One of the great quandaries of drug policy is the question of whether the price of heroin should be high or low. If the price is high, we’d like to think that this will act as a disincentive to consumption. However, a high price causes an addict’s life to descend into greater chaos. Once the addict’s savings have been spent he inevitably begins to steal, but can only steal barely enough to feed the habit. Once the bills are red and the landlord’s patience exhausted, the addict becomes vagrant and begins to lose his health, leaving him to face either eventual death, or rehabilitation with a price: permanently damaged health for him, and for us, a considerable burden upon the state through the provision of healthcare and thereby the entitlement to social housing. So the question is whether we get value from maintaining a high price of heroin if it costs us far more both in revenue and social costs.

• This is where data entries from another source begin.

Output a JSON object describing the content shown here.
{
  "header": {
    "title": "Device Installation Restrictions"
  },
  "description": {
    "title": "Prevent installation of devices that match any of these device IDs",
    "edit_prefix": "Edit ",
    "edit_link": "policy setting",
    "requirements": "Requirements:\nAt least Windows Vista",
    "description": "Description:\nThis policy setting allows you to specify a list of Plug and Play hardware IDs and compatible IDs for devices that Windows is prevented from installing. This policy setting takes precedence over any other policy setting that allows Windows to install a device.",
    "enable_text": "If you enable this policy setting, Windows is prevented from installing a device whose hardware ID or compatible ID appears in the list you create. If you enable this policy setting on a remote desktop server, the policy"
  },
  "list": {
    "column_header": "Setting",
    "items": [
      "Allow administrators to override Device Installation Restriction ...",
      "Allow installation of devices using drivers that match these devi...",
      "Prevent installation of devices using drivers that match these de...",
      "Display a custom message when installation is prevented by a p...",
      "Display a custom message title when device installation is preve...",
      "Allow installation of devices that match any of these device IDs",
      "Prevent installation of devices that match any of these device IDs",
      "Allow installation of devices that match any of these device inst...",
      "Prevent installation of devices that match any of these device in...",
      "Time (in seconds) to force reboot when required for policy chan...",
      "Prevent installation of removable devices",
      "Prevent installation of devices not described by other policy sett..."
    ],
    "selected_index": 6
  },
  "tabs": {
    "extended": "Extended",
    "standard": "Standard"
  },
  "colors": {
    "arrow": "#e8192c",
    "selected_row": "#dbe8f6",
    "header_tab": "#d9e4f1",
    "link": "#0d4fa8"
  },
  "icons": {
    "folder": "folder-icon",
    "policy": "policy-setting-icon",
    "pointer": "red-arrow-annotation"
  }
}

The price of heroin acts as a gauge in the war on drugs. An increased street price demonstrates that the authorities are successfully combating the amount that appears on the street. A lower price demonstrates that the drug industry has the upper hand. Yet the problem with this concept is that is feels like something of a competition, or maybe like a Saturday afternoon game of football, whereby if our team scores we all cheer but if their team scores, we’re miserable. It doesn’t address the central issue that really matters here; the blight on the lives of our sons and daughters by the scourge of drug addiction. We do need to consider the effect of a lower price on greater consumption, but we also need to consider the effect of price on those of our sons and daughters addicted and the knock on effect this has on society as listed above.
I had a 17 year old client today who came off heroin a couple of months ago, and each day since, at 10am, he goes to his local pharmacy to get his script (prescription) of methadone. However, immediately after his script, he’ll go to the high street with the £5 given him by his supportive mum to stop him stealing, buys cider and hangs about with the winos on park benches. A therapist would argue that this is not addressing the addiction at all, but simply replacing one substance with two others, however, I disagree. This lad has taken the first step in dealing with his problem; to acknowledge it by making a commitment to the methadone program, even if his commitment is flawed. His next step would be therapy to establish why he feels the need to obliterate reality, but the fact that he’s engaging in the methadone program brings him into contact with the state, making a future course of therapy readily available. My point being that he is engaged and real engagement is a greater weapon than flouted law or ineffective principles.
Huge amounts of heroin are confiscated each year, yet the state will only prescribe substitute methadone due to ethical arguments against the supply of confiscated drugs. However, is it ethical to force addicts to continue to rely on ruthless criminals whose objective is to keep them addicted in order that they can make a profit, when they could come under the care of the state, whose objective is to guide them out of their tragic predicament?
Many addicts take part in the methadone program, but far more continue to waste away in their addiction; always desiring an end to the misery but forever afraid to take the first step. If a program of Heroin scripts existed alongside the Methadone program the addicts would come forward and the program could be made conditional on their engagement with a drugs worker.
The program would cause the street price of heroin to fall, but this would not be due to the success of the drugs business, but due to the shrinking of their market and the consequent reduction in their margins. The Heroin program would considerably reduce acquisitive crime, while undermining the traffickers and dealers, reducing their resources and therefore their security, and the consequence of this would be to considerably increase prosecution opportunities in the war against drugs. Although a lower price would increase consumption in the short-term, the likely long-term outcome of this scenario is that importers would consider their reduced margins and concentrate their efforts on supplying other markets thereby reducing the amount of drugs arriving in this country. Although this would be a beggar-thy-neighbour outcome initially, if the program does have such an effect then it will be proven effective enough that those neighbours would join and the program could spread to other countries creating a massive impact on the international market for narcotics and a massive blow for international organised crime.